There is a whole long story around how I came to be in and stay in AA and later Al-anon.  That will be a post for another time.  What I want to say today is that I have left behind a world that never truly felt genuine and for most of those 22 years I tried to make myself fit into a paradigm that never gave me any enduring joy, freedom, or serenity.  If alcohol panic is the means to spiritual enlightenment, then I’ll never get there.

Prior to trying drinking the wife & I came up with some rules.  First & foremost is that we pray before having a glass of wine or beer.  Someone recently thought that was odd when I told them, but we feel nothing should be hidden from the Lord.  Once I try to cover up (like Adam & Eve in the garden) anything I do, then it’s clear I ought not do it.  We also decided to pay attention to our behavior when drinking and committed to never get drunk.  There is a strong Biblical basis for this.

And be not drunk with wine, wherein is excess; but be filled with the Spirit. -Ephesians 5:18

The Bible discusses drinking, especially wine, quite a lot, in both the positive and negative.  There is debate between Christians about what the Word says regarding if believers should drink but it doesn’t appear to be an either/or issue.  What is not ok is drunkenness.
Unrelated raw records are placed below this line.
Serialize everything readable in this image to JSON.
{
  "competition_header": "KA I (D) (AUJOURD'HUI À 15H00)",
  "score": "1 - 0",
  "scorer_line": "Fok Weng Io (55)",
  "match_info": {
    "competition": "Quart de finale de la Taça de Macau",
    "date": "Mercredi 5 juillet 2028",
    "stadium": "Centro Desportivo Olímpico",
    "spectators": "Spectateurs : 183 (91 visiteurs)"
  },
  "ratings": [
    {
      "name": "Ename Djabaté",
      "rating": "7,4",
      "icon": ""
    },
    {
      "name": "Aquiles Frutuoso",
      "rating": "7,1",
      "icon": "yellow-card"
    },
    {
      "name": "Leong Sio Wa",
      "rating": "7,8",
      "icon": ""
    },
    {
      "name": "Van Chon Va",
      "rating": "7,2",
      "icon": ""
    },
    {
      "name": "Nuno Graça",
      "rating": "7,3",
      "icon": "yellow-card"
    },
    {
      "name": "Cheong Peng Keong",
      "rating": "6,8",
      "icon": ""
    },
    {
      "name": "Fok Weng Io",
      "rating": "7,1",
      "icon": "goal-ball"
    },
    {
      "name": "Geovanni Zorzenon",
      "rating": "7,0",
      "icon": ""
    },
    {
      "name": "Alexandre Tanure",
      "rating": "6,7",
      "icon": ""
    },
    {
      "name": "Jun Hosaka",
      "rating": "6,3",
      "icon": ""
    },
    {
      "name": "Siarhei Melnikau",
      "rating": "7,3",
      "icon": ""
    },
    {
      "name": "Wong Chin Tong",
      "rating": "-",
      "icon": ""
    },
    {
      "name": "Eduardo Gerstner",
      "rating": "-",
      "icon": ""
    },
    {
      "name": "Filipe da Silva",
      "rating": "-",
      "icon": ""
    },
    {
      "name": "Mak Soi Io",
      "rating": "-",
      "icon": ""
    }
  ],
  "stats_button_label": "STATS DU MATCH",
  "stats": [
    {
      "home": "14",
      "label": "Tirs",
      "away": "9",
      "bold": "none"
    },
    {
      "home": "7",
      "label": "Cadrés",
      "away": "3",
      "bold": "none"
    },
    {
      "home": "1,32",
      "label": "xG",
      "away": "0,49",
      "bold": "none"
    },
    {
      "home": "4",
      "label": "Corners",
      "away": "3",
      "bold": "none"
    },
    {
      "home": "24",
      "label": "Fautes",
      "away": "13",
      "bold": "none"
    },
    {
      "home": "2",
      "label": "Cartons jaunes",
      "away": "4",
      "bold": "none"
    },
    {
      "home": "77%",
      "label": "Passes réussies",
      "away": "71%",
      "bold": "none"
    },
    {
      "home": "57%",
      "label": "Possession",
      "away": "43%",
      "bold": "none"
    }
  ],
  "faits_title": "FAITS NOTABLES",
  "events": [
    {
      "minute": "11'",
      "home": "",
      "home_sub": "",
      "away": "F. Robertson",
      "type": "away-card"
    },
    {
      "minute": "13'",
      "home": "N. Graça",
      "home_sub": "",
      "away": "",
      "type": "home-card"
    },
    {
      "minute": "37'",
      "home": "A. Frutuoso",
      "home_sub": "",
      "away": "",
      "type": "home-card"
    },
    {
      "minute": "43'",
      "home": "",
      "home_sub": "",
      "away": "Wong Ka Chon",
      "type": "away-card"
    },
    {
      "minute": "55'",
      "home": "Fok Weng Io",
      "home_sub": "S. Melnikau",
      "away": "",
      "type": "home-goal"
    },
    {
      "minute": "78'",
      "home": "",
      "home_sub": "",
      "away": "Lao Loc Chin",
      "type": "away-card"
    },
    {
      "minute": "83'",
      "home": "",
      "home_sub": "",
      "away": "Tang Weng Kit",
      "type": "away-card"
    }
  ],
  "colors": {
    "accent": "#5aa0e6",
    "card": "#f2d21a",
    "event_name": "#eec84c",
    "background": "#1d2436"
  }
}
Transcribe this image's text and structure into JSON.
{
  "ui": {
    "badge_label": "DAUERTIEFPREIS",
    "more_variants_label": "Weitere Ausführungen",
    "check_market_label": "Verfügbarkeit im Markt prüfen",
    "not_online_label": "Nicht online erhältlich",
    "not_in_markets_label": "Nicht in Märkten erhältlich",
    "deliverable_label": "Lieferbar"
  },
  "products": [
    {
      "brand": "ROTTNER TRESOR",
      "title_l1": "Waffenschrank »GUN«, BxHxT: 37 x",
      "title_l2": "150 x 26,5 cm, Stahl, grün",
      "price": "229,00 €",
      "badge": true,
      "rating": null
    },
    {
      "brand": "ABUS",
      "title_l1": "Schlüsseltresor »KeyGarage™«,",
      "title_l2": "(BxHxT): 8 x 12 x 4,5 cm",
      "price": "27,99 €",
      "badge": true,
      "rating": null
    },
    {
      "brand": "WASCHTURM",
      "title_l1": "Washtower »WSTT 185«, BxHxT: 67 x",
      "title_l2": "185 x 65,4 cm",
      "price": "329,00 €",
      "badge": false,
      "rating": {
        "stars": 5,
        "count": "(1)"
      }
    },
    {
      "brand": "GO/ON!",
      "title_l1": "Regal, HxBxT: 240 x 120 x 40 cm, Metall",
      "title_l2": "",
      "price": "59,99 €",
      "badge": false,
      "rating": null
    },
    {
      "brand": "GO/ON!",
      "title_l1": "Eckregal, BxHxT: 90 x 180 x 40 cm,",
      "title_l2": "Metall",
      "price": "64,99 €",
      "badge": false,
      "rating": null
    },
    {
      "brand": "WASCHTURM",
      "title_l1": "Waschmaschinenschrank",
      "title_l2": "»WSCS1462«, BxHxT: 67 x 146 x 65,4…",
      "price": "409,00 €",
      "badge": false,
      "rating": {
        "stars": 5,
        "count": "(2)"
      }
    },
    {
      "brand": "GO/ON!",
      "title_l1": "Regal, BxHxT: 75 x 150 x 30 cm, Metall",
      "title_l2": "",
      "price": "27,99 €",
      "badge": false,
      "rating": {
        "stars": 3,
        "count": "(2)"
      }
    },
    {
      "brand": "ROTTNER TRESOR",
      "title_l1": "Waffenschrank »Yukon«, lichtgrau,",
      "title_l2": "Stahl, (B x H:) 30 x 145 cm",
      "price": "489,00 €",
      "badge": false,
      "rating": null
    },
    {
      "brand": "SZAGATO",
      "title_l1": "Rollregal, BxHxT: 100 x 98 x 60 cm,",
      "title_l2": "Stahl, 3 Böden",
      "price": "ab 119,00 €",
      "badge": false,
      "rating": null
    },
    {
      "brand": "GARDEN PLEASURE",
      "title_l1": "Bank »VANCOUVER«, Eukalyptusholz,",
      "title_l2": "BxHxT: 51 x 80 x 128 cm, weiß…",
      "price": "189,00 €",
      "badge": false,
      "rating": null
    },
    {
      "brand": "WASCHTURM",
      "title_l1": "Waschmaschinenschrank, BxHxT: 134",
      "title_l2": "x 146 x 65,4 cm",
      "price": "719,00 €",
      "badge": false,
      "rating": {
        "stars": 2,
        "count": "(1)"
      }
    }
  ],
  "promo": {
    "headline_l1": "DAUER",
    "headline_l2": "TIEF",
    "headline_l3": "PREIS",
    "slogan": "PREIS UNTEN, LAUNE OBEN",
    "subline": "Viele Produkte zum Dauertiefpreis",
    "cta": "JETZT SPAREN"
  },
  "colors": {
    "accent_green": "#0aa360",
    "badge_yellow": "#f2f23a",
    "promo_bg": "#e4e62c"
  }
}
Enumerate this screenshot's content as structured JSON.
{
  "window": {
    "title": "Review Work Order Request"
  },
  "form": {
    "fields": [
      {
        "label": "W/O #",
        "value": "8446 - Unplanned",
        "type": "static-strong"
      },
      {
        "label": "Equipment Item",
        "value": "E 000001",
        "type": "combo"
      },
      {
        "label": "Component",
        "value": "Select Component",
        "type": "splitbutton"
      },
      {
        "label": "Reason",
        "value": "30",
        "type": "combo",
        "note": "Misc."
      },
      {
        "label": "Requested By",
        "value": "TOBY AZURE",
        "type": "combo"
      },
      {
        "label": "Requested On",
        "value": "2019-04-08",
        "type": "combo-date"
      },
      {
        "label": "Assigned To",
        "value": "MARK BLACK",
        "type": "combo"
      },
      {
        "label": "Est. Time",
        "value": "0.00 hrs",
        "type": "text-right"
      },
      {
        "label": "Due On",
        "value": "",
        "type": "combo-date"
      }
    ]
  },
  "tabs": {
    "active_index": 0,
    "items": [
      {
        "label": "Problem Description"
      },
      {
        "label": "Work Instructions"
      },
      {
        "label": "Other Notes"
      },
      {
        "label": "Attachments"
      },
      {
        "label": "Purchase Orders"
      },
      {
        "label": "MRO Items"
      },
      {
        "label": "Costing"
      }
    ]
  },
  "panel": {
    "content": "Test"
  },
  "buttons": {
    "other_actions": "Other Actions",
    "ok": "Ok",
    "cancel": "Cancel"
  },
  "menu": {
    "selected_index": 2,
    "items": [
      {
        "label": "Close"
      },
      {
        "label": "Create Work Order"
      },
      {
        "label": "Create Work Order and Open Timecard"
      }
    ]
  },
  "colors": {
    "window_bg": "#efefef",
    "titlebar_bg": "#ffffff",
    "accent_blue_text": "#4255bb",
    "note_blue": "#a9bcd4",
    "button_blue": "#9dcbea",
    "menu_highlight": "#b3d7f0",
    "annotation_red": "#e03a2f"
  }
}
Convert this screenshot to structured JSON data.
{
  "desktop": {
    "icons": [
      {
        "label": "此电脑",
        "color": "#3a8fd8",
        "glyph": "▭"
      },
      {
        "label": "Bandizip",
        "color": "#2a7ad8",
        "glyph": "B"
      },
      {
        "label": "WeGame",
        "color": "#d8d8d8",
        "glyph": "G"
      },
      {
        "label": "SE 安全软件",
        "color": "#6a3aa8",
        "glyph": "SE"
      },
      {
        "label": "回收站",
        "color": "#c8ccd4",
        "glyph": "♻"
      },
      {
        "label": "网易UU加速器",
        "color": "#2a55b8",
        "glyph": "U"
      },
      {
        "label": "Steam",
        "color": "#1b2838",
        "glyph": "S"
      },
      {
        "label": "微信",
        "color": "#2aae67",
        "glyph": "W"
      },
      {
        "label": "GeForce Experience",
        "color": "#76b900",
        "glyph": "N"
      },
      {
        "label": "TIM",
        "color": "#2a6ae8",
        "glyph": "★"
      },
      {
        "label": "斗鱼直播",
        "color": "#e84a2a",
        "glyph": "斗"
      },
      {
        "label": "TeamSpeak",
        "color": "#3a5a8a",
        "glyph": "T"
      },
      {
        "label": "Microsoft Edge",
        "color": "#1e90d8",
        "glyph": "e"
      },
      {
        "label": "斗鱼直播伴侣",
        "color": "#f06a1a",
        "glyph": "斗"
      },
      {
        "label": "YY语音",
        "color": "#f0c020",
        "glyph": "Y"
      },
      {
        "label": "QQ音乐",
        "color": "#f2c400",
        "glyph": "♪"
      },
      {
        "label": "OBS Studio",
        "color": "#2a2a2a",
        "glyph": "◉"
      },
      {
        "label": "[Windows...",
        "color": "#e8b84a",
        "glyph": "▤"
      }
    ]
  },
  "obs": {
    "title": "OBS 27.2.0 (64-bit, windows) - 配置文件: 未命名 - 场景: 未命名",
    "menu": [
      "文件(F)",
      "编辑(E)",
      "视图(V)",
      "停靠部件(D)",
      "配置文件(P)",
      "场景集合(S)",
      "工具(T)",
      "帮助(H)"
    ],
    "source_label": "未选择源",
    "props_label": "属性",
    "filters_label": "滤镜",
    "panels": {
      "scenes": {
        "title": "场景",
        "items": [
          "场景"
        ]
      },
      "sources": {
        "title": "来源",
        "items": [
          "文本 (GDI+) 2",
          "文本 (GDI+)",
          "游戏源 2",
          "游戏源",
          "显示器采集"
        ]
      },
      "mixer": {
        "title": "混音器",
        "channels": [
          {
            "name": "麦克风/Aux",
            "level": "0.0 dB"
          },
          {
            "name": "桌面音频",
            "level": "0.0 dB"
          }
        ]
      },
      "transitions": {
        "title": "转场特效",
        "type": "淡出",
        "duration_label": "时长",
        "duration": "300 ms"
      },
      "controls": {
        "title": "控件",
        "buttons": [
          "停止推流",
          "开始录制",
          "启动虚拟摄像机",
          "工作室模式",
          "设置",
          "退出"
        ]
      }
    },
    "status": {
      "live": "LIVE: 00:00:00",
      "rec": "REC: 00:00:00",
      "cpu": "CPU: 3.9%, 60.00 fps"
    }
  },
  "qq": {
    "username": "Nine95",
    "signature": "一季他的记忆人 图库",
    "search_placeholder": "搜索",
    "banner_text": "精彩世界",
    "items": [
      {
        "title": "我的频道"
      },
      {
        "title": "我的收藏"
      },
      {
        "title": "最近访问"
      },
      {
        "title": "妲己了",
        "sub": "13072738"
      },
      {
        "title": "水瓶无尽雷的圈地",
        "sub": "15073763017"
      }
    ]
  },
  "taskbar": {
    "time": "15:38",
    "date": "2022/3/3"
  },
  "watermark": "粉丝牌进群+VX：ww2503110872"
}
And this makes sense because if I’m putting booze first, ultimately that’s idolatry.  In fact most of the times in the Bible where there is a lot of immorality going on, idol worship of various kinds is happening.  One could almost say idolatry & debauchery go together because when we’re not putting the Lord first, were swayed to follow foolish ways.

In a way this is what happened to me in 12 step recovery.  I put AA theology before Jesus Christ.

Over the last couple months our drinking has been tentative.  We’ve taken our explorations one by one asking for God’s protection along the way.  To my amazement not only am I able to stop at one drink, I prefer it!  It is not a joyful experience to feel buzzed.  My friend last week said “I like sipping wine rather than drinking it” and that is the perfect explanation for how I ingest it too.  It’s not a struggle to “keep from drinking too much” or something I have to think much about, though I do continue & will continue to pray about it.  One doesn’t go from brainwashed sober renegade to a lady who knows 2009 was a good year for wine in Chile without some scrutinizing of motives.

All that being said it has been very exciting to learn more about wine and craft beer.  It’s been fun to learn what I like (Cabernet Sauvignon, Viognier, sour ales, and semi dry ciders) and what I don’t (anything sweet or bitter).  At my first ever wine tasting at a lovely winery in Hillsboro I learned that I’m a natural at picking up subtle flavors in smelling and tasting wines and my palette could be of use in the wine business.  Wouldn’t that be a hoot to switch from a life of fear of drinking to working in a business that required my being able to make distinctions in tasting wine?!

How wonderful it has been to be set free and have choices.  Do I have to “control” my drinking?  Sure.  What in life don’t we attempt to control from eating to intimacy to having pets?  All the gifts God gives us requires us to think, evaluate, calibrate, and try to use the gifts to glorify Him.  But that’s what maturity is…having to make choices over and over again if and when we’ve gone too far and sinned.  Instead of eliminating something that is not in and of itself depraved, we bring our burdens to Jesus.

We have been blessed and protected in our wine adventures.  I have this great tee shirt that says “Jesus is enough.”  And truly He is!